_ABOUT THIS EXERCISE_
Count up the lines in the following listing that hold the word "label", then give only that count.

_SUPPLIED DATA_

*** Begin section ***

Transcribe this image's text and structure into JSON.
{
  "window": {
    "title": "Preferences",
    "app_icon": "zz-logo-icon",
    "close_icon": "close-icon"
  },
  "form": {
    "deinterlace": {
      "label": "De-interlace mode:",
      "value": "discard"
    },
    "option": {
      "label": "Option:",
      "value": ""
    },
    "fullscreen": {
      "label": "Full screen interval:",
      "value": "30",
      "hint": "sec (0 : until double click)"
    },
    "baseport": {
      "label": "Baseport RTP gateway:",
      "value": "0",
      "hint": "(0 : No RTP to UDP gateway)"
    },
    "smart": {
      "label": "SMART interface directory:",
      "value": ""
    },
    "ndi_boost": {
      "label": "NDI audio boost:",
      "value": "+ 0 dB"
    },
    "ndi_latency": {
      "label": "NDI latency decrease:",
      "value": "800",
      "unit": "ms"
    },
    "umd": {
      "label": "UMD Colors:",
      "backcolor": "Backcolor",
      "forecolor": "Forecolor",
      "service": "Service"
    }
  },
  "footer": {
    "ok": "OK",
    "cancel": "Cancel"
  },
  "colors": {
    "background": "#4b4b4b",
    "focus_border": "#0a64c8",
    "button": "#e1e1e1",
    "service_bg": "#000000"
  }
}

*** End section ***

_TASK OUTPUT_
8